- Made two substantial submissions to the review of the FOI Act by Dr Allan Hawke AC in 2013 (many of the OAIC’s reform proposals were endorsed by the Review)
- Promoted the ideals of transparency, accountability, participation and better decision–making that underlie the FOI Act
- Closed 5303 privacy complaints
- Dealt with 34,739 phone enquiries and 5845 written enquiries about privacy
- Conducted 91 own motion investigations and 10 audits
- Received 193 data breach notifications
- Implemented substantial changes to the Privacy Act that commenced on 12 March 2014, by undertaking or commencing preparation of nearly fifty legislative instruments, codes (including a comprehensive Credit Code), guideline statements and information sheets, and conducting an extensive public consultation process (receiving more than 90 public submissions on draft guidelines)
- Published guidance on emerging privacy issues, including Data Breach Notification Guidelines (2012), a Guide to Information Security (2013) and Mobile privacy: a better practice guide for mobile app developers (2013)
- Conducted and published a Community Attitudes to Privacy survey (2013)
- Annually hosted Privacy Awareness Week, and arranged participation by government agencies and private sector bodies (over 200 in 2014)
- Administered the Asia Pacific Privacy Authorities Forum, that includes members from the United States, Mexico, Hong Kong, South Korea, Canada and New Zealand
- Participated in global forums that aim to build a coordinated approach to regulating cross‑border data flows and challenges, including the Global Privacy Enforcement Network under the auspices of the OECD, and the APEC Cross Border Privacy Enforcement Arrangement
Corporate, public relations and community engagement
- Established an integrated office and scheme for managing freedom of information, privacy and information policy advice
- Hosted regular meetings of the Information Contact Officers Network for agency FOI and privacy officers, attended by approximately 130 agency staff
- Convened the Information Advisory Committee and the Privacy Advisory Committee, that comprise senior government officers and external representatives with experience in archives, libraries, journalism, banking, medicine, trade unions, copyright law, information technology, disability access and community services
- Managed a dynamic website that receives up to 1.5 million visits annually
- Provided policy advice to agencies or organisations on 715 occasions, made 113 submissions to inquiries and undertook 100 consultations
- Made more than 250 keynote speeches and presentations to public conferences and in-house agency and business seminars, on open government and privacy protection
OAIC resources and performance
- The OAIC appropriation for 2013–14 is $10.6 million.

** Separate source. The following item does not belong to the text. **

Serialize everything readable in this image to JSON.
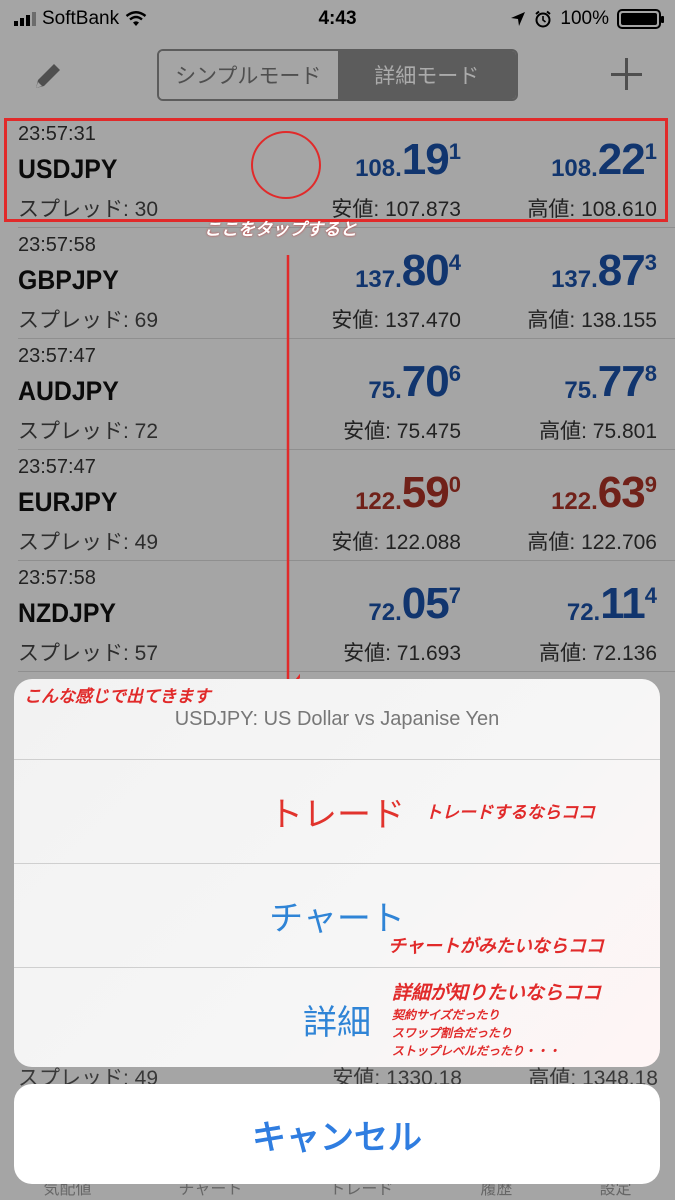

At the end of March 2014 the OAIC had 63.3 Full‑Time Equivalent (FTE) staff in budget‑funded positions. An additional 15.82 FTE staff are funded under Memorandum of Understanding arrangements with other agencies to undertake specific privacy work such as work relating to the eHealth initiative

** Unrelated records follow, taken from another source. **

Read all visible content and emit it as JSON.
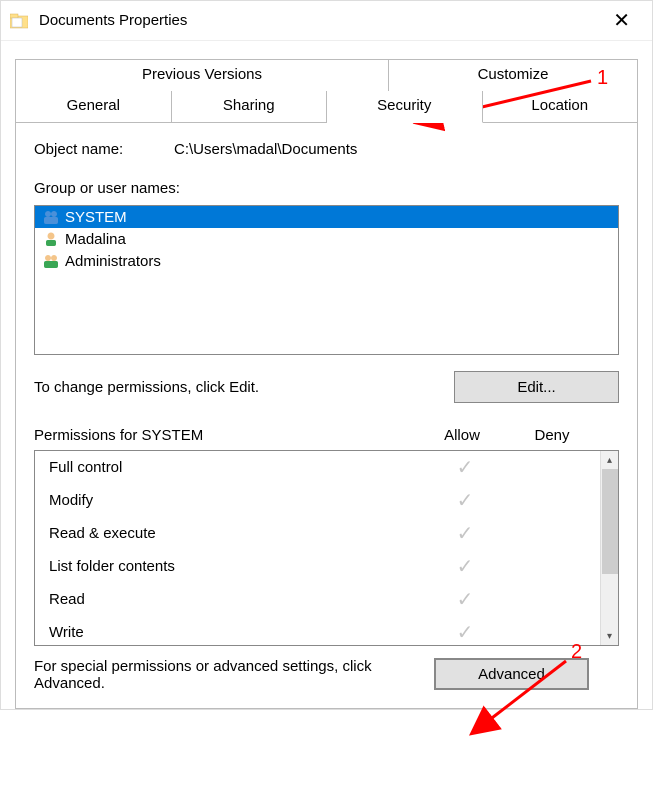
{
  "window": {
    "title": "Documents Properties"
  },
  "tabs": {
    "top": [
      {
        "label": "Previous Versions"
      },
      {
        "label": "Customize"
      }
    ],
    "bottom": [
      {
        "label": "General"
      },
      {
        "label": "Sharing"
      },
      {
        "label": "Security"
      },
      {
        "label": "Location"
      }
    ],
    "active": "Security"
  },
  "security": {
    "object_name_label": "Object name:",
    "object_name_value": "C:\\Users\\madal\\Documents",
    "group_label": "Group or user names:",
    "users": [
      {
        "name": "SYSTEM",
        "icon": "group",
        "selected": true
      },
      {
        "name": "Madalina",
        "icon": "user",
        "selected": false
      },
      {
        "name": "Administrators",
        "icon": "group",
        "selected": false
      }
    ],
    "edit_hint": "To change permissions, click Edit.",
    "edit_button": "Edit...",
    "perm_label": "Permissions for SYSTEM",
    "allow_label": "Allow",
    "deny_label": "Deny",
    "permissions": [
      {
        "name": "Full control",
        "allow": true,
        "deny": false
      },
      {
        "name": "Modify",
        "allow": true,
        "deny": false
      },
      {
        "name": "Read & execute",
        "allow": true,
        "deny": false
      },
      {
        "name": "List folder contents",
        "allow": true,
        "deny": false
      },
      {
        "name": "Read",
        "allow": true,
        "deny": false
      },
      {
        "name": "Write",
        "allow": true,
        "deny": false
      }
    ],
    "advanced_hint": "For special permissions or advanced settings, click Advanced.",
    "advanced_button": "Advanced"
  },
  "annotations": {
    "label1": "1",
    "label2": "2"
  }
}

- The OAIC’s workload has steadily increased in most areas over the last two years by between 10‑20%. Privacy complaints are set to increase by over 100% in 2013–14, written enquiries by 20% and website visits by 27%.

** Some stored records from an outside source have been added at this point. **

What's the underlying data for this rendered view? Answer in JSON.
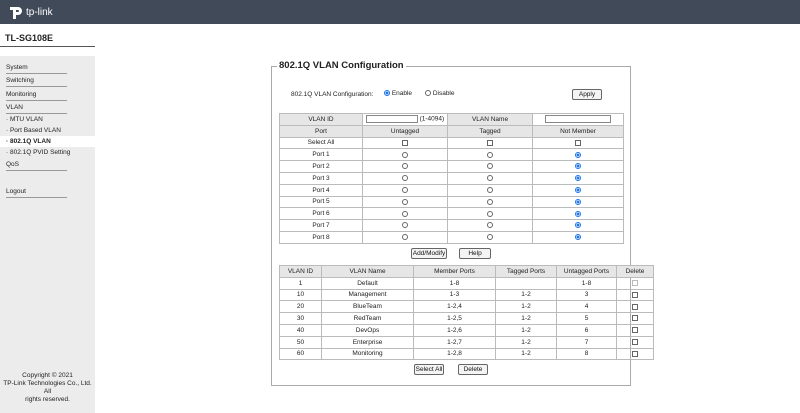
{
  "header": {
    "brand": "tp-link",
    "model": "TL-SG108E",
    "bar_color": "#414a59"
  },
  "sidebar": {
    "items": [
      {
        "label": "System"
      },
      {
        "label": "Switching"
      },
      {
        "label": "Monitoring"
      },
      {
        "label": "VLAN"
      },
      {
        "label": "· MTU VLAN"
      },
      {
        "label": "· Port Based VLAN"
      },
      {
        "label": "· 802.1Q VLAN"
      },
      {
        "label": "· 802.1Q PVID Setting"
      },
      {
        "label": "QoS"
      },
      {
        "label": "Logout"
      }
    ],
    "active": "· 802.1Q VLAN",
    "copyright": [
      "Copyright © 2021",
      "TP-Link Technologies Co., Ltd. All",
      "rights reserved."
    ]
  },
  "config": {
    "title": "802.1Q VLAN Configuration",
    "label": "802.1Q VLAN Configuration:",
    "enable": "Enable",
    "disable": "Disable",
    "enabled": true,
    "apply": "Apply"
  },
  "membership": {
    "vlan_id_label": "VLAN ID",
    "vlan_id_value": "",
    "vlan_id_hint": "(1-4094)",
    "vlan_name_label": "VLAN Name",
    "vlan_name_value": "",
    "headers": [
      "Port",
      "Untagged",
      "Tagged",
      "Not Member"
    ],
    "select_all": "Select All",
    "ports": [
      {
        "port": "Port 1",
        "choice": "Not Member"
      },
      {
        "port": "Port 2",
        "choice": "Not Member"
      },
      {
        "port": "Port 3",
        "choice": "Not Member"
      },
      {
        "port": "Port 4",
        "choice": "Not Member"
      },
      {
        "port": "Port 5",
        "choice": "Not Member"
      },
      {
        "port": "Port 6",
        "choice": "Not Member"
      },
      {
        "port": "Port 7",
        "choice": "Not Member"
      },
      {
        "port": "Port 8",
        "choice": "Not Member"
      }
    ],
    "add_modify": "Add/Modify",
    "help": "Help"
  },
  "vlan_table": {
    "headers": [
      "VLAN ID",
      "VLAN Name",
      "Member Ports",
      "Tagged Ports",
      "Untagged Ports",
      "Delete"
    ],
    "rows": [
      {
        "id": "1",
        "name": "Default",
        "member": "1-8",
        "tagged": "",
        "untagged": "1-8",
        "deletable": false
      },
      {
        "id": "10",
        "name": "Management",
        "member": "1-3",
        "tagged": "1-2",
        "untagged": "3",
        "deletable": true
      },
      {
        "id": "20",
        "name": "BlueTeam",
        "member": "1-2,4",
        "tagged": "1-2",
        "untagged": "4",
        "deletable": true
      },
      {
        "id": "30",
        "name": "RedTeam",
        "member": "1-2,5",
        "tagged": "1-2",
        "untagged": "5",
        "deletable": true
      },
      {
        "id": "40",
        "name": "DevOps",
        "member": "1-2,6",
        "tagged": "1-2",
        "untagged": "6",
        "deletable": true
      },
      {
        "id": "50",
        "name": "Enterprise",
        "member": "1-2,7",
        "tagged": "1-2",
        "untagged": "7",
        "deletable": true
      },
      {
        "id": "60",
        "name": "Monitoring",
        "member": "1-2,8",
        "tagged": "1-2",
        "untagged": "8",
        "deletable": true
      }
    ],
    "select_all": "Select All",
    "delete": "Delete"
  }
}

- The OAIC completion rate has continued to improve — for example, by 31 March 2014 the completion rate for IC reviews had climbed to 4.7 cases per day (from 0.37 cases per day in the first 18 months), the FOI complaint closure rate to 1.1 per day (from 0.21 per day in the first 18 months) and the privacy complaint closure rate to 20.1 per day.